I would not use the FiniteFields package for this. It is dated and not so likely to work well for this. Instead maybe find a primitive polynomial in some variable x and use a suitable power of x for the primitive root of unity. I show an example below. We will work in the field of 2^11 elements.

primpoly = x^11 + x^2 + 1;


Confirm primitivity (I already did which is why I know it works).

PrimitivePolynomialQ[primpoly, 2]

(* Out= True *)


Find primes that have roots of unity.

FactorInteger[2^11 - 1]

(* Out= {{23, 1}, {89, 1}} *)


We see 23 is one such prime. Create a 23rd root of unity. Use it to make a Vandermonde matrix.

n = 23;
rootn = x^89;
vdmMat = Table[x^Mod[(j*k), n], {j, 0, n - 1}, {k, 0, n - 1}];


Check that the determinant is nonzero. We must reduce modulo characteristic and relation that x^(#elements)+x==0.

AbsoluteTiming[
dd = PolynomialMod[Det[vdmMat], {2, x^(2^11) + x}];]

(* Out= {15.465528, Null} *)


It's not zero:

dd
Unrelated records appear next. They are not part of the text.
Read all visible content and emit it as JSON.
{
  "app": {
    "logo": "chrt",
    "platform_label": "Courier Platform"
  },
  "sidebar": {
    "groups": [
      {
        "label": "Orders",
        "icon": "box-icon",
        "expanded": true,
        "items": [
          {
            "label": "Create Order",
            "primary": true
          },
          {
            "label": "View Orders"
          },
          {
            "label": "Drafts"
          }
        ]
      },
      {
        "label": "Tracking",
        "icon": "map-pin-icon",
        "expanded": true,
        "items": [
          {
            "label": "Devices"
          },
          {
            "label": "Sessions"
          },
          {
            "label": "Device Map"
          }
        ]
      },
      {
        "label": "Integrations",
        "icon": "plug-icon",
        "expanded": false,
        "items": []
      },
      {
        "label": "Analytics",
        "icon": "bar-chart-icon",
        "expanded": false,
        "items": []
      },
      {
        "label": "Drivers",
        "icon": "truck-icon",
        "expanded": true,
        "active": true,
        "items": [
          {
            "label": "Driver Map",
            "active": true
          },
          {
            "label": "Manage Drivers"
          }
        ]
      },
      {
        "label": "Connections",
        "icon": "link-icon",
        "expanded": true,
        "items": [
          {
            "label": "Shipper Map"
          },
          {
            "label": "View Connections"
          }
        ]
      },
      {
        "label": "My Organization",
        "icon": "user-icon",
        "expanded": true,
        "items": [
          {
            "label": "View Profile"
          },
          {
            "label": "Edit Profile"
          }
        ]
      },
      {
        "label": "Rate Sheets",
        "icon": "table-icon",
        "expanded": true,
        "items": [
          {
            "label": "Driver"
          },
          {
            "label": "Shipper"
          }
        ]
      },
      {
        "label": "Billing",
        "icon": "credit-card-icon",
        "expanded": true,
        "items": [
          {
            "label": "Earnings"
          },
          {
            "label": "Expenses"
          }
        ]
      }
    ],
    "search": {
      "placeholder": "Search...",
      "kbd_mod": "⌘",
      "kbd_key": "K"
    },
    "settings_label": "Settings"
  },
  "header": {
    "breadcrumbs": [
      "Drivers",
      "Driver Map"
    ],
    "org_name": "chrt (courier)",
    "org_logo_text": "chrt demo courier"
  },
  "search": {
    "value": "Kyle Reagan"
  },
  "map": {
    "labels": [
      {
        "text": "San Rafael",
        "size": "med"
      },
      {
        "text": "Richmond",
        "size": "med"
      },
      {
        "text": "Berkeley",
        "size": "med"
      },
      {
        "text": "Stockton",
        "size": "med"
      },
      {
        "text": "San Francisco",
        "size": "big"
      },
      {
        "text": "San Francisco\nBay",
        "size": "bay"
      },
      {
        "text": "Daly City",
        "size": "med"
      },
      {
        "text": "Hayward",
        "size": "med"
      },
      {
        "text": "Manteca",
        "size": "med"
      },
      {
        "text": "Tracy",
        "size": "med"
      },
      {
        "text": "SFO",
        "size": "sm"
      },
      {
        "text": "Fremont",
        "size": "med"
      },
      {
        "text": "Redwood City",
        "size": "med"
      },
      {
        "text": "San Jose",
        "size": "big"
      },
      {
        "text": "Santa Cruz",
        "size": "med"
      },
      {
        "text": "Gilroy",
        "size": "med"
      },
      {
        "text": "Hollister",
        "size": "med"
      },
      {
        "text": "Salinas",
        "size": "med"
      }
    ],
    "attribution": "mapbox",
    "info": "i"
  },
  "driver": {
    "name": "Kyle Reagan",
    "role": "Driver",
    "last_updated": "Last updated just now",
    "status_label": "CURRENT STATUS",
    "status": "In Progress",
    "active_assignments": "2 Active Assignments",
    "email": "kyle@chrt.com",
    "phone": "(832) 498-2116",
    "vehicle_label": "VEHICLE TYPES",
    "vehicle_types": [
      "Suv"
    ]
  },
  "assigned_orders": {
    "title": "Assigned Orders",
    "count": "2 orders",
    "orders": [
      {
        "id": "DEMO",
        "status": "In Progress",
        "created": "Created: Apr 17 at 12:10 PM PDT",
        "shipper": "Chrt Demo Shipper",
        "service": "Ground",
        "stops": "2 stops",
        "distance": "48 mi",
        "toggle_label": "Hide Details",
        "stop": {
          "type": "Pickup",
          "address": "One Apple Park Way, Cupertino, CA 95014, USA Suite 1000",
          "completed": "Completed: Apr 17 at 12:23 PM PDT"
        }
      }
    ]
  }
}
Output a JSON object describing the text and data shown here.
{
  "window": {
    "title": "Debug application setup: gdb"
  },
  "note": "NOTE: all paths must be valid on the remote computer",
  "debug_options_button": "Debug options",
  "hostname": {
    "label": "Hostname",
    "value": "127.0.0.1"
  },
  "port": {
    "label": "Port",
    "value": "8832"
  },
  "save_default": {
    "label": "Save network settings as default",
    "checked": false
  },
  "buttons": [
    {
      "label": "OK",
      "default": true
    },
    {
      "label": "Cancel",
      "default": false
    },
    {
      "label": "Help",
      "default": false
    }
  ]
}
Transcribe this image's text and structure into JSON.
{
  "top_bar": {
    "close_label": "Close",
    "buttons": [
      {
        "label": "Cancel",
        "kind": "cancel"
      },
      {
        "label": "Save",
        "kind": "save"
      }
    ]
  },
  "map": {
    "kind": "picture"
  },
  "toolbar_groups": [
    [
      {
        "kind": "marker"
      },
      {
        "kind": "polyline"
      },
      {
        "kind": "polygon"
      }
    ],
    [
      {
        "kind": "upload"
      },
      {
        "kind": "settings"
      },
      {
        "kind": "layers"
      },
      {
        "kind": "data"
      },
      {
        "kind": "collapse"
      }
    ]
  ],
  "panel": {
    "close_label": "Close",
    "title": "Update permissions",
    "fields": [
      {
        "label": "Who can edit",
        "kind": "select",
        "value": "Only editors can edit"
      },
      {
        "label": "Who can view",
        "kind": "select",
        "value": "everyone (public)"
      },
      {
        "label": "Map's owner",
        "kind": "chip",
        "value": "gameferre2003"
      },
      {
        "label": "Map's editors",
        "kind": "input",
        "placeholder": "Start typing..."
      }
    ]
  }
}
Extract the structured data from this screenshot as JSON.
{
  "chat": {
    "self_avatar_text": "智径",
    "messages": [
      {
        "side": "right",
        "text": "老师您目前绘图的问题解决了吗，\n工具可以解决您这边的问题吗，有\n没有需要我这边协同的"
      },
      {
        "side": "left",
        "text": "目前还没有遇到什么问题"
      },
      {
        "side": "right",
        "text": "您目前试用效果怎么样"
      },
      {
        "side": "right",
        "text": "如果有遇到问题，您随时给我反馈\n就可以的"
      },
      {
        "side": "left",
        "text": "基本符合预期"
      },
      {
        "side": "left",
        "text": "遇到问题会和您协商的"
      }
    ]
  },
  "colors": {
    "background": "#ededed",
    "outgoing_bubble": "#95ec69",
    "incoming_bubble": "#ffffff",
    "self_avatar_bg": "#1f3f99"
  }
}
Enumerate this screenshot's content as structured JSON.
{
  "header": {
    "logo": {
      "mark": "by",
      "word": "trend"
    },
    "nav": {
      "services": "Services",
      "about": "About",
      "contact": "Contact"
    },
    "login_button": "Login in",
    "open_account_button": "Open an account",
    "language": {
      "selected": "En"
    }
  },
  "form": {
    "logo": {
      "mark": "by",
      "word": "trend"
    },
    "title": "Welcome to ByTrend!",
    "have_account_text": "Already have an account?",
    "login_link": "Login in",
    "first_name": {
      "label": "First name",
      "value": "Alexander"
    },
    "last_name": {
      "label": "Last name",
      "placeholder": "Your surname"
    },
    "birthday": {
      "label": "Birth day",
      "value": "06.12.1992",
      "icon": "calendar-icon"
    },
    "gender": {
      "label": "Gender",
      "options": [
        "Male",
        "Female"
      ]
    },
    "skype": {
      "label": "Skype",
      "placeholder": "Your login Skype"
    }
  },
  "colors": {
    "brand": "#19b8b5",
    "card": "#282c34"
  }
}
Out= x^22 + x^32 + x^36 + x^40 + x^44 + x^46 + x^50 + x^70 + \
x^72 + x^74 + x^76 + x^78 + x^86 + x^88 + x^98 + x^100 + x^104 + \
x^106 + x^108 + x^112 + x^114 + x^120 + x^128 + x^130 + x^132 + x^138 \
+ x^150 + x^152 + x^154 + x^158 + x^166 + x^170 + x^174 + x^176 + \
x^184 + x^186 + x^194 + x^198 + x^202 + x^204 + x^206 + x^218 + x^220 \
+ x^222 + x^232 + x^234 + x^236 + x^238 + x^244 + x^248 + x^250 + \
x^252 + x^254 + x^256 + x^258 + x^262 + x^268 + x^270 + x^272 + x^274 \
+ x^284 + x^286 + x^288 + x^300 + x^302 + x^304 + x^308 + x^312 + \
x^320 + x^322 + x^330 + x^332 + x^336 + x^340 + x^348 + x^352 + x^354 \
+ x^356 + x^368 + x^374 + x^376 + x^378 + x^386 + x^392 + x^394 + \
x^398 + x^400 + x^402 + x^406 + x^408 + x^418 + x^420 + x^428 + x^430 \
+ x^432 + x^434 + x^436 + x^456 + x^460 + x^462 + x^466 + x^470 + \
x^474 + x^484 *)

• Thanks. Note that you have to check, where you set rootn = x^89, that it does not become a generator for any subgroup. In your case, it works because 89 is a prime. – Saad Quader Aug 25 '17 at 23:41
• It was selected specifically to be a (multiplicative) generator of a subgroup of 23 elements, that is, a root of unity of degree 23. – Daniel Lichtblau Aug 26 '17 at 16:14